    Strawberries – Another favorite of mine, and should soon be ready for picking. Many of the same nutritional properties of the other berries already mentioned, providing a rich source of essential nutrients for our health. For me, strawberries are the kick-start of the berry-picking season. Be sure to pick fully firm, red strawberries. Leave the mushy ones to nurture the ground and avoid the ones that are still white and slightly pink. I wash mine when I get home, then prepare them for flash freezing, as well as use for salads and desserts.

    Other fruits that are quite beneficial for antioxidant properties are:

    • Apples – Red delicious and Granny Smith
    • Cranberries
    • Cherries (sweet)
    • Plums (Black)
    • Prunes

    Since berry picking, cleaning, and prepping can be time consuming, I personally tend to freeze much of what I pick, while enjoying some for a few days. The benefit of picking in large amounts, is that on a day you are home, possibly a rainy Saturday afternoon, you can spend your time making jams, pies, desserts, smoothies, etc. from those frozen berries. Of course, one needs to have a large freezer to put them aside.

    One of the favorite jams I have made over the last couple years is a tri-berry jam that incorporates blackberries, raspberries and strawberries. It is amazing!!
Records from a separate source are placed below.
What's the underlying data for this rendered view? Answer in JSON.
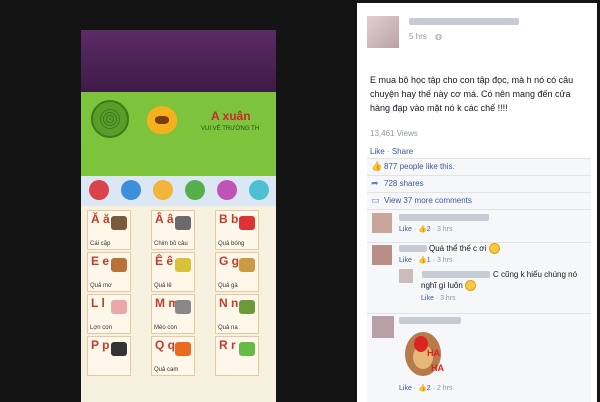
{
  "window": {
    "close_glyph": "✕"
  },
  "photo": {
    "title": "A xuân",
    "subtitle": "VUI VẺ TRƯỜNG TH",
    "cells": [
      {
        "letter": "Ă ă",
        "caption": "Cái cặp",
        "color": "#7a5a3a"
      },
      {
        "letter": "Â â",
        "caption": "Chim bồ câu",
        "color": "#6a6a6a"
      },
      {
        "letter": "B b",
        "caption": "Quả bóng",
        "color": "#d33"
      },
      {
        "letter": "E e",
        "caption": "Quả mơ",
        "color": "#b9723a"
      },
      {
        "letter": "Ê ê",
        "caption": "Quả lê",
        "color": "#d9c23a"
      },
      {
        "letter": "G g",
        "caption": "Quả gà",
        "color": "#c94"
      },
      {
        "letter": "L l",
        "caption": "Lợn con",
        "color": "#e9a9a9"
      },
      {
        "letter": "M m",
        "caption": "Mèo con",
        "color": "#888"
      },
      {
        "letter": "N n",
        "caption": "Quả na",
        "color": "#6a9a3a"
      },
      {
        "letter": "P p",
        "caption": "",
        "color": "#333"
      },
      {
        "letter": "Q q",
        "caption": "Quả cam",
        "color": "#e86b1f"
      },
      {
        "letter": "R r",
        "caption": "",
        "color": "#6b4"
      }
    ]
  },
  "post": {
    "time": "5 hrs",
    "text": "E mua bộ học tập cho con tập đọc, mà h nó có câu chuyện hay thế này cơ má. Có nên mang đến cửa hàng đạp vào mặt nó k các chế !!!!",
    "views": "13,461 Views",
    "like": "Like",
    "sep": "·",
    "share": "Share"
  },
  "ufi": {
    "likes": "877 people like this.",
    "shares": "728 shares",
    "more_comments": "View 37 more comments"
  },
  "comments": [
    {
      "text": "",
      "like": "Like",
      "likes": "2",
      "time": "3 hrs"
    },
    {
      "text": "Quá thể thế c ơi",
      "like": "Like",
      "likes": "1",
      "time": "3 hrs"
    },
    {
      "text": "C cũng k hiểu chúng nó nghĩ gì luôn",
      "like": "Like",
      "likes": "",
      "time": "3 hrs"
    },
    {
      "text": "",
      "like": "Like",
      "likes": "2",
      "time": "2 hrs",
      "sticker_text": "HA HA"
    }
  ],
  "icons": {
    "like": "thumbs-up-icon",
    "share": "share-arrow-icon",
    "comment": "comment-icon"
  }
}
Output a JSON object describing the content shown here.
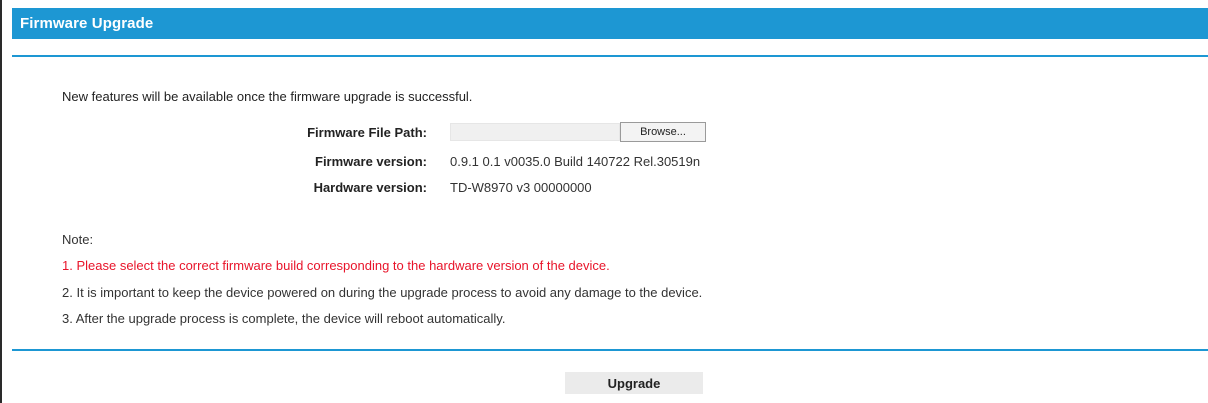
{
  "header": {
    "title": "Firmware Upgrade"
  },
  "intro": "New features will be available once the firmware upgrade is successful.",
  "form": {
    "file_path_label": "Firmware File Path:",
    "file_path_value": "",
    "browse_label": "Browse...",
    "firmware_version_label": "Firmware version:",
    "firmware_version_value": "0.9.1 0.1 v0035.0 Build 140722 Rel.30519n",
    "hardware_version_label": "Hardware version:",
    "hardware_version_value": "TD-W8970 v3 00000000"
  },
  "notes": {
    "title": "Note:",
    "items": [
      "1. Please select the correct firmware build corresponding to the hardware version of the device.",
      "2. It is important to keep the device powered on during the upgrade process to avoid any damage to the device.",
      "3. After the upgrade process is complete, the device will reboot automatically."
    ]
  },
  "actions": {
    "upgrade_label": "Upgrade"
  },
  "colors": {
    "accent": "#1d97d3",
    "warning": "#e8142a"
  }
}
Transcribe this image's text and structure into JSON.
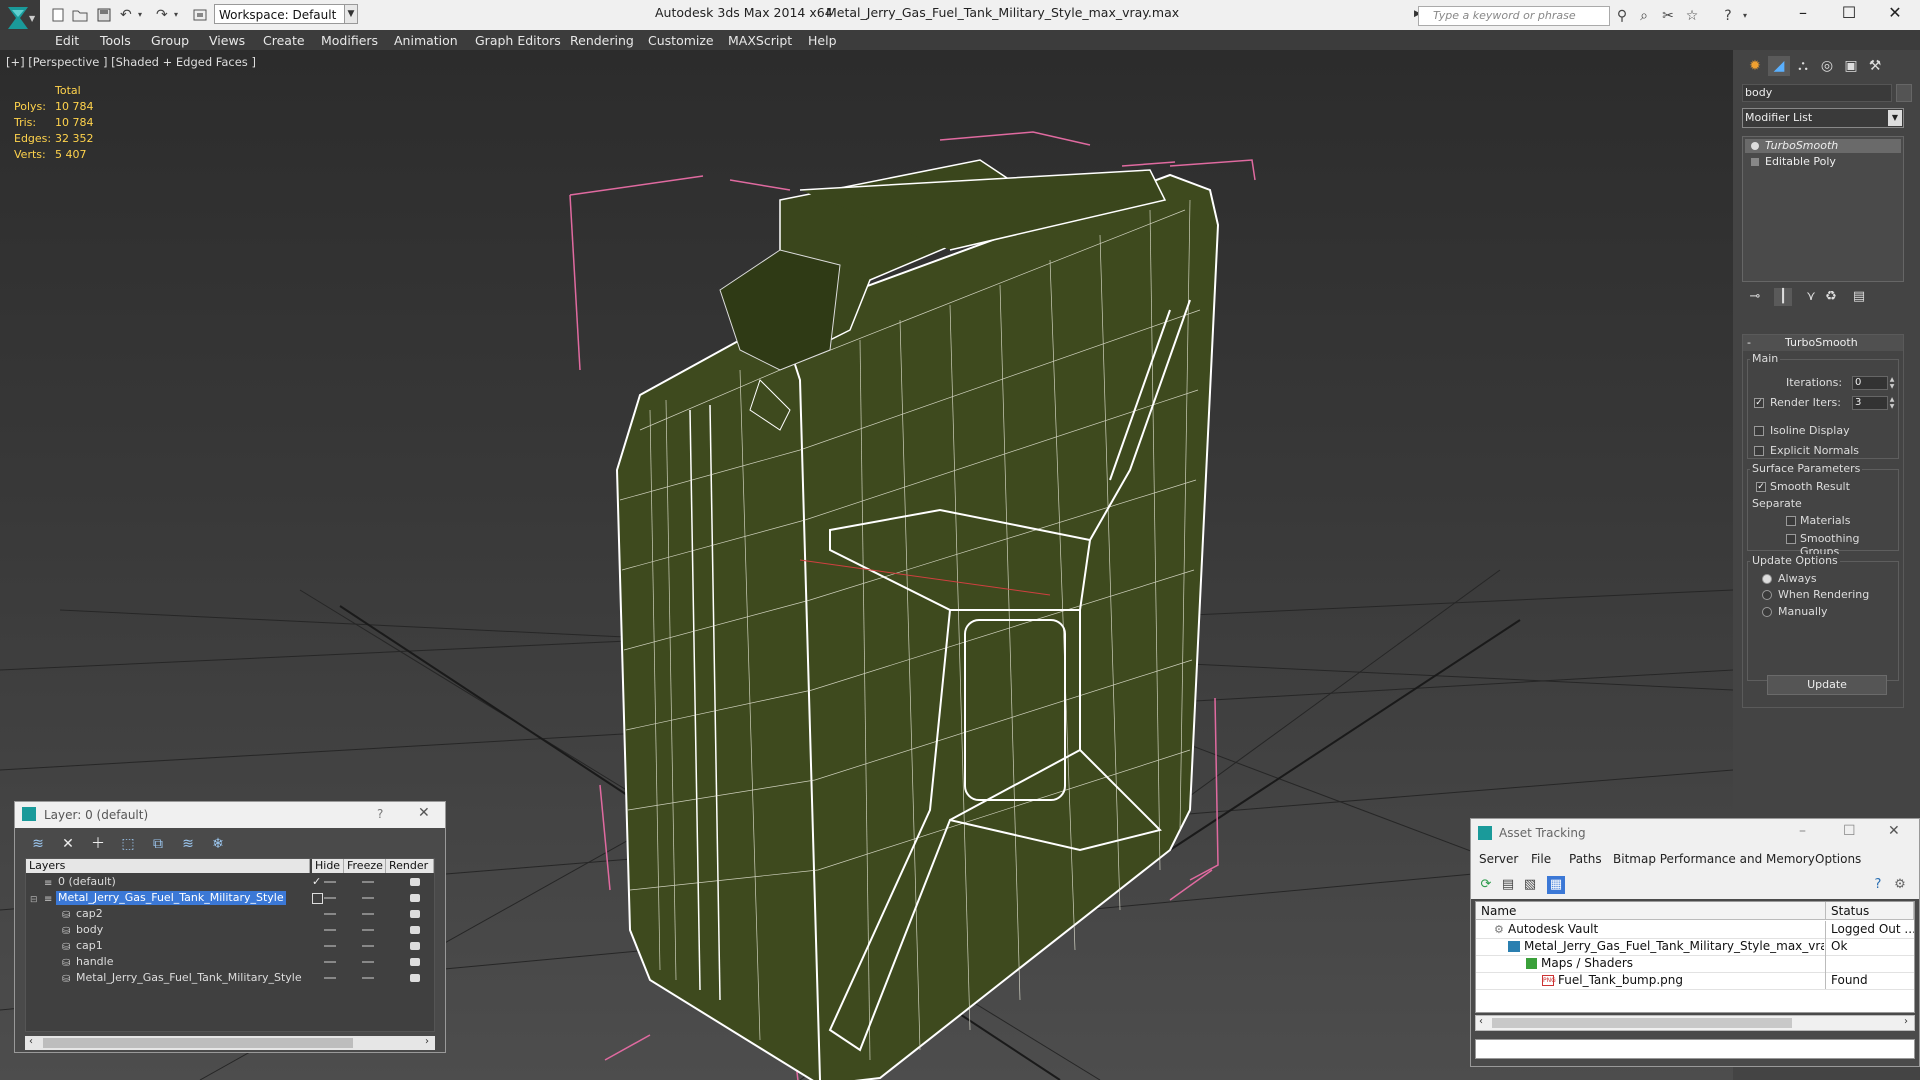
{
  "titlebar": {
    "workspace_label": "Workspace: Default",
    "app_title": "Autodesk 3ds Max  2014 x64",
    "file_title": "Metal_Jerry_Gas_Fuel_Tank_Military_Style_max_vray.max",
    "search_placeholder": "Type a keyword or phrase"
  },
  "menubar": [
    "Edit",
    "Tools",
    "Group",
    "Views",
    "Create",
    "Modifiers",
    "Animation",
    "Graph Editors",
    "Rendering",
    "Customize",
    "MAXScript",
    "Help"
  ],
  "viewport": {
    "label": "[+] [Perspective ] [Shaded + Edged Faces ]",
    "stats": {
      "header": "Total",
      "rows": [
        {
          "label": "Polys:",
          "value": "10 784"
        },
        {
          "label": "Tris:",
          "value": "10 784"
        },
        {
          "label": "Edges:",
          "value": "32 352"
        },
        {
          "label": "Verts:",
          "value": "5 407"
        }
      ]
    },
    "model_color": "#3e4a1e"
  },
  "command_panel": {
    "object_name": "body",
    "modifier_list": "Modifier List",
    "stack": [
      "TurboSmooth",
      "Editable Poly"
    ],
    "rollout_title": "TurboSmooth",
    "main_group": "Main",
    "iterations_label": "Iterations:",
    "iterations_value": "0",
    "render_iters_label": "Render Iters:",
    "render_iters_value": "3",
    "isoline_label": "Isoline Display",
    "explicit_normals_label": "Explicit Normals",
    "surface_group": "Surface Parameters",
    "smooth_result_label": "Smooth Result",
    "separate_label": "Separate",
    "materials_label": "Materials",
    "smoothing_groups_label": "Smoothing Groups",
    "update_group": "Update Options",
    "always_label": "Always",
    "when_rendering_label": "When Rendering",
    "manually_label": "Manually",
    "update_button": "Update"
  },
  "layer_window": {
    "title": "Layer: 0 (default)",
    "help": "?",
    "columns": [
      "Layers",
      "Hide",
      "Freeze",
      "Render"
    ],
    "rows": [
      {
        "name": "0 (default)",
        "indent": 0
      },
      {
        "name": "Metal_Jerry_Gas_Fuel_Tank_Military_Style",
        "indent": 0
      },
      {
        "name": "cap2",
        "indent": 1
      },
      {
        "name": "body",
        "indent": 1
      },
      {
        "name": "cap1",
        "indent": 1
      },
      {
        "name": "handle",
        "indent": 1
      },
      {
        "name": "Metal_Jerry_Gas_Fuel_Tank_Military_Style",
        "indent": 1
      }
    ]
  },
  "asset_window": {
    "title": "Asset Tracking",
    "menu": [
      "Server",
      "File",
      "Paths",
      "Bitmap Performance and Memory",
      "Options"
    ],
    "columns": [
      "Name",
      "Status"
    ],
    "rows": [
      {
        "name": "Autodesk Vault",
        "status": "Logged Out ..."
      },
      {
        "name": "Metal_Jerry_Gas_Fuel_Tank_Military_Style_max_vray....",
        "status": "Ok"
      },
      {
        "name": "Maps / Shaders",
        "status": ""
      },
      {
        "name": "Fuel_Tank_bump.png",
        "status": "Found"
      }
    ]
  }
}
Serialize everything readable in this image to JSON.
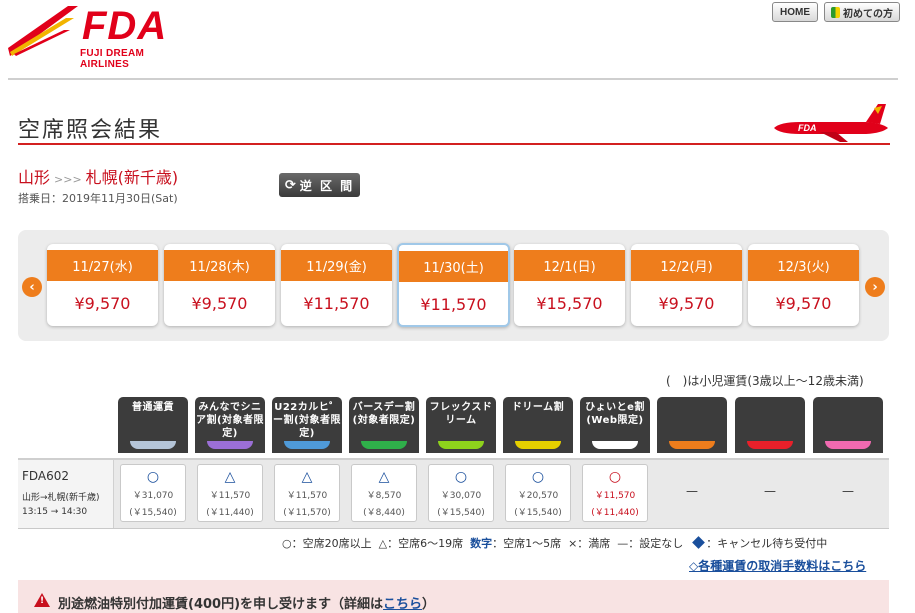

    Laura

    Potpourri of Health www.potpourriofhealth.com

    Freelance writer at www.reflectivetapestryoflife.com

    Seamstress consultant at www.davinadawnsewing.com

     

    Online Resources:

    http://www.superfoodsrx.com/healthyliving/wild-blueberries-benefits/

    http://www.nutrition-and-you.com/blackberries.htmlhttp://www.nutrition-and-you.com/raspberry.html

    http://www.nutrition-and-you.com/strawberries.html